### Task objective
The answer must be a single number: the count of lines in the records below that contain the word "Input".

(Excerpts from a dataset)
--
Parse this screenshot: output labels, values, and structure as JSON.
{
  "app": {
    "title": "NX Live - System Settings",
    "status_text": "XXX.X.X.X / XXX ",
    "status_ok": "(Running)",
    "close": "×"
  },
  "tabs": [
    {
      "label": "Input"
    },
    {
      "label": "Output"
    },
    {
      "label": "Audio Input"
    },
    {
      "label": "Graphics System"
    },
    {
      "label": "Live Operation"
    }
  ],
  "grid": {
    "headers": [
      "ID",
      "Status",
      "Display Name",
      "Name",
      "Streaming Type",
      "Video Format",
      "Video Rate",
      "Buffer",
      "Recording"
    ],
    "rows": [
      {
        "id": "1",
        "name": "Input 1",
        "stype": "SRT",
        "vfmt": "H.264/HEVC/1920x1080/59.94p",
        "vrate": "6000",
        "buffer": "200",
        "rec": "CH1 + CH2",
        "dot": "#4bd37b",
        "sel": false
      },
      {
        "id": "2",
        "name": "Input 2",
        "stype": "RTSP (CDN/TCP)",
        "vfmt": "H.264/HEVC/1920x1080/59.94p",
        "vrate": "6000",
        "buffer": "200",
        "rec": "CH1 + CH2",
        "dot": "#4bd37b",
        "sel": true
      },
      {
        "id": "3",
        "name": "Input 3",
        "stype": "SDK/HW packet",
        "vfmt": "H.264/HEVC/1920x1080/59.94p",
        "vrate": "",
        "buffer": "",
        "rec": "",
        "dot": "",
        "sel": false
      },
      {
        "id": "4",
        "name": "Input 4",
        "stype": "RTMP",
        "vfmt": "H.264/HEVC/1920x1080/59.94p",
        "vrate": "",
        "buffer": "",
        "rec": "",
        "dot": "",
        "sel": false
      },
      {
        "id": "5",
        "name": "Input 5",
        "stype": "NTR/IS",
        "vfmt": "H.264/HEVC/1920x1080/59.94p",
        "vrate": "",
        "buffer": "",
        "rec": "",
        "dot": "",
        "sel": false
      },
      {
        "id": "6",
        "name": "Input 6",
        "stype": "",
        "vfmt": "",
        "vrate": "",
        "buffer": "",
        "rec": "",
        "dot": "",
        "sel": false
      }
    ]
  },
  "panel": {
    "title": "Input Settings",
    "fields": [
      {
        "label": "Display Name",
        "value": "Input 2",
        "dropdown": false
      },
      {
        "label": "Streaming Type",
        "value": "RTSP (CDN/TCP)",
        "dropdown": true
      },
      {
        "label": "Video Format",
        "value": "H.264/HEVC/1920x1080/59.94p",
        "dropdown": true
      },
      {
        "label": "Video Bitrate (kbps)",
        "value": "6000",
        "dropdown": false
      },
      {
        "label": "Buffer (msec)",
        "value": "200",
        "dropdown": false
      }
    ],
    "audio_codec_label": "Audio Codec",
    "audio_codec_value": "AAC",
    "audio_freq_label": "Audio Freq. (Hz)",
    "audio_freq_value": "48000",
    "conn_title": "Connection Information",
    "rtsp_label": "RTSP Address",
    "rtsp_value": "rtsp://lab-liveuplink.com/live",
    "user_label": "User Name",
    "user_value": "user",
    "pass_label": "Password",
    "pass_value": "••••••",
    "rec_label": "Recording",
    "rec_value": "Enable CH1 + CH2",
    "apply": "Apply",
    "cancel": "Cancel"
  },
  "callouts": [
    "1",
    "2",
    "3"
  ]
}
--
### Expected answer
10